**What you will do:** Output all the data below verbatim.

[Excerpts from an interface dataset]

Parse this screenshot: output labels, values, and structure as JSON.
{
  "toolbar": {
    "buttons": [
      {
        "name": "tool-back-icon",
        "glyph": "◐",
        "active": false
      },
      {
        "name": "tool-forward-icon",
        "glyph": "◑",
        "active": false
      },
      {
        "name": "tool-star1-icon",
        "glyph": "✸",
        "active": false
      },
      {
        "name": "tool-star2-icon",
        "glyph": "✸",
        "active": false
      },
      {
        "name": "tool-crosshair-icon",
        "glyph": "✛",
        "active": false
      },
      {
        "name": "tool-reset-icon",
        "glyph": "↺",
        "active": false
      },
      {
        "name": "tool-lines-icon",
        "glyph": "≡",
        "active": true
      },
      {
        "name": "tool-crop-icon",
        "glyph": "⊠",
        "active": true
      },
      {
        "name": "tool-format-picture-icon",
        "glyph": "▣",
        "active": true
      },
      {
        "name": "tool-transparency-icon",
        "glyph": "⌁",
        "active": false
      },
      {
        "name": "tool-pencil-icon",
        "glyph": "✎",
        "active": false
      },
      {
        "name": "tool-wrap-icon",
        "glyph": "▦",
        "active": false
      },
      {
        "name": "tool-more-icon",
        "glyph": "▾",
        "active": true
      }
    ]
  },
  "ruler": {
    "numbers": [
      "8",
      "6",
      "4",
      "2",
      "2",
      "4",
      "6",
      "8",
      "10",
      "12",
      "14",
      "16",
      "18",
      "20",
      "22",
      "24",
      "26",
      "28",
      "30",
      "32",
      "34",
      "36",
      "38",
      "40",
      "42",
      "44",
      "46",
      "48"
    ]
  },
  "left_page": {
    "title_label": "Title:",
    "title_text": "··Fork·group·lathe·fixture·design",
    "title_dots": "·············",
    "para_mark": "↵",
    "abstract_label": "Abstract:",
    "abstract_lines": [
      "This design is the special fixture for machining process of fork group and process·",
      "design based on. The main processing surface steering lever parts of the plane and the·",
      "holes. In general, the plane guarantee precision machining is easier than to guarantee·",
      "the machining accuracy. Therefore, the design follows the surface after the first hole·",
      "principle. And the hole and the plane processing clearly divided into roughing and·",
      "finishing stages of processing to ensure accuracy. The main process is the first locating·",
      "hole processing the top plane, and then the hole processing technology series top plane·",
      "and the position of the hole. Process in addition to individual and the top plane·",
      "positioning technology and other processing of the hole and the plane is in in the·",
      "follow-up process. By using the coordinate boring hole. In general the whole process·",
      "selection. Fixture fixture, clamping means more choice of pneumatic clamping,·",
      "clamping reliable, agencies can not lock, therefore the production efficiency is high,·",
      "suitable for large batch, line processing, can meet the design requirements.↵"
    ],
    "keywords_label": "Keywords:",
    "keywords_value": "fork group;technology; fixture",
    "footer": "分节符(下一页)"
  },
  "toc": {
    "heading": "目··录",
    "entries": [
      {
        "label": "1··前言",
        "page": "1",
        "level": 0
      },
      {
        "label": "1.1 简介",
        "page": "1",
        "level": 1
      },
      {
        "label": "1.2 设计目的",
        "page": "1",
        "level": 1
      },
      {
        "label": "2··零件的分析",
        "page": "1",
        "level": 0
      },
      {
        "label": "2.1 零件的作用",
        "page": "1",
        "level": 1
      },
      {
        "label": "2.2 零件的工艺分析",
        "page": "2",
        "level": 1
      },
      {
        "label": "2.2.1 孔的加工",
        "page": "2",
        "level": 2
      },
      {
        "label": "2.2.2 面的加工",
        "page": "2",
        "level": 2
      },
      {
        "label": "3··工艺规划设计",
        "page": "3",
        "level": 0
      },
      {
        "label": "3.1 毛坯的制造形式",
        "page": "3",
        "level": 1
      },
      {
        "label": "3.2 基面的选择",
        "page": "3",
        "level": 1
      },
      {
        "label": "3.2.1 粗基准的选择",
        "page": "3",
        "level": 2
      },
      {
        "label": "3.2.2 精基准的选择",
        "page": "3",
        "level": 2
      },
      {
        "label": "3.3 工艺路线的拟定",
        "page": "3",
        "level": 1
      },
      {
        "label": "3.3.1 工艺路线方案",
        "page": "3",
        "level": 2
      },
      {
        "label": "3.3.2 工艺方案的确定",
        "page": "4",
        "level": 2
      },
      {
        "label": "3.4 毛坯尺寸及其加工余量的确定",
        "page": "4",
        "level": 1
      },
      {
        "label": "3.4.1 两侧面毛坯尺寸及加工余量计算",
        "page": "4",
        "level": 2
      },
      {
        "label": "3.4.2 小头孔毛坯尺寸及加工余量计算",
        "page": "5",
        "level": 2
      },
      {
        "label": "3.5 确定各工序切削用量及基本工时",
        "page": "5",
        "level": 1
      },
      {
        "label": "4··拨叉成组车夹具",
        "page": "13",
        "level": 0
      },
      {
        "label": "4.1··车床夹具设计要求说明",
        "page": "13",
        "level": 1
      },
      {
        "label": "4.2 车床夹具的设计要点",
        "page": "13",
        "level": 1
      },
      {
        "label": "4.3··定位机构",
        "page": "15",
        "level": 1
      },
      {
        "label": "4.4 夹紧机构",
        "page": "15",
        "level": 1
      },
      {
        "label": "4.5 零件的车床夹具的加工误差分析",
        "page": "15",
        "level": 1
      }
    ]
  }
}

**Response area:**
Parse this screenshot: output labels, values, and structure as JSON.
{
  "toolbar": {
    "buttons": [
      {
        "name": "tool-back-icon",
        "glyph": "◐",
        "active": false
      },
      {
        "name": "tool-forward-icon",
        "glyph": "◑",
        "active": false
      },
      {
        "name": "tool-star1-icon",
        "glyph": "✸",
        "active": false
      },
      {
        "name": "tool-star2-icon",
        "glyph": "✸",
        "active": false
      },
      {
        "name": "tool-crosshair-icon",
        "glyph": "✛",
        "active": false
      },
      {
        "name": "tool-reset-icon",
        "glyph": "↺",
        "active": false
      },
      {
        "name": "tool-lines-icon",
        "glyph": "≡",
        "active": true
      },
      {
        "name": "tool-crop-icon",
        "glyph": "⊠",
        "active": true
      },
      {
        "name": "tool-format-picture-icon",
        "glyph": "▣",
        "active": true
      },
      {
        "name": "tool-transparency-icon",
        "glyph": "⌁",
        "active": false
      },
      {
        "name": "tool-pencil-icon",
        "glyph": "✎",
        "active": false
      },
      {
        "name": "tool-wrap-icon",
        "glyph": "▦",
        "active": false
      },
      {
        "name": "tool-more-icon",
        "glyph": "▾",
        "active": true
      }
    ]
  },
  "ruler": {
    "numbers": [
      "8",
      "6",
      "4",
      "2",
      "2",
      "4",
      "6",
      "8",
      "10",
      "12",
      "14",
      "16",
      "18",
      "20",
      "22",
      "24",
      "26",
      "28",
      "30",
      "32",
      "34",
      "36",
      "38",
      "40",
      "42",
      "44",
      "46",
      "48"
    ]
  },
  "left_page": {
    "title_label": "Title:",
    "title_text": "··Fork·group·lathe·fixture·design",
    "title_dots": "·············",
    "para_mark": "↵",
    "abstract_label": "Abstract:",
    "abstract_lines": [
      "This design is the special fixture for machining process of fork group and process·",
      "design based on. The main processing surface steering lever parts of the plane and the·",
      "holes. In general, the plane guarantee precision machining is easier than to guarantee·",
      "the machining accuracy. Therefore, the design follows the surface after the first hole·",
      "principle. And the hole and the plane processing clearly divided into roughing and·",
      "finishing stages of processing to ensure accuracy. The main process is the first locating·",
      "hole processing the top plane, and then the hole processing technology series top plane·",
      "and the position of the hole. Process in addition to individual and the top plane·",
      "positioning technology and other processing of the hole and the plane is in in the·",
      "follow-up process. By using the coordinate boring hole. In general the whole process·",
      "selection. Fixture fixture, clamping means more choice of pneumatic clamping,·",
      "clamping reliable, agencies can not lock, therefore the production efficiency is high,·",
      "suitable for large batch, line processing, can meet the design requirements.↵"
    ],
    "keywords_label": "Keywords:",
    "keywords_value": "fork group;technology; fixture",
    "footer": "分节符(下一页)"
  },
  "toc": {
    "heading": "目··录",
    "entries": [
      {
        "label": "1··前言",
        "page": "1",
        "level": 0
      },
      {
        "label": "1.1 简介",
        "page": "1",
        "level": 1
      },
      {
        "label": "1.2 设计目的",
        "page": "1",
        "level": 1
      },
      {
        "label": "2··零件的分析",
        "page": "1",
        "level": 0
      },
      {
        "label": "2.1 零件的作用",
        "page": "1",
        "level": 1
      },
      {
        "label": "2.2 零件的工艺分析",
        "page": "2",
        "level": 1
      },
      {
        "label": "2.2.1 孔的加工",
        "page": "2",
        "level": 2
      },
      {
        "label": "2.2.2 面的加工",
        "page": "2",
        "level": 2
      },
      {
        "label": "3··工艺规划设计",
        "page": "3",
        "level": 0
      },
      {
        "label": "3.1 毛坯的制造形式",
        "page": "3",
        "level": 1
      },
      {
        "label": "3.2 基面的选择",
        "page": "3",
        "level": 1
      },
      {
        "label": "3.2.1 粗基准的选择",
        "page": "3",
        "level": 2
      },
      {
        "label": "3.2.2 精基准的选择",
        "page": "3",
        "level": 2
      },
      {
        "label": "3.3 工艺路线的拟定",
        "page": "3",
        "level": 1
      },
      {
        "label": "3.3.1 工艺路线方案",
        "page": "3",
        "level": 2
      },
      {
        "label": "3.3.2 工艺方案的确定",
        "page": "4",
        "level": 2
      },
      {
        "label": "3.4 毛坯尺寸及其加工余量的确定",
        "page": "4",
        "level": 1
      },
      {
        "label": "3.4.1 两侧面毛坯尺寸及加工余量计算",
        "page": "4",
        "level": 2
      },
      {
        "label": "3.4.2 小头孔毛坯尺寸及加工余量计算",
        "page": "5",
        "level": 2
      },
      {
        "label": "3.5 确定各工序切削用量及基本工时",
        "page": "5",
        "level": 1
      },
      {
        "label": "4··拨叉成组车夹具",
        "page": "13",
        "level": 0
      },
      {
        "label": "4.1··车床夹具设计要求说明",
        "page": "13",
        "level": 1
      },
      {
        "label": "4.2 车床夹具的设计要点",
        "page": "13",
        "level": 1
      },
      {
        "label": "4.3··定位机构",
        "page": "15",
        "level": 1
      },
      {
        "label": "4.4 夹紧机构",
        "page": "15",
        "level": 1
      },
      {
        "label": "4.5 零件的车床夹具的加工误差分析",
        "page": "15",
        "level": 1
      }
    ]
  }
}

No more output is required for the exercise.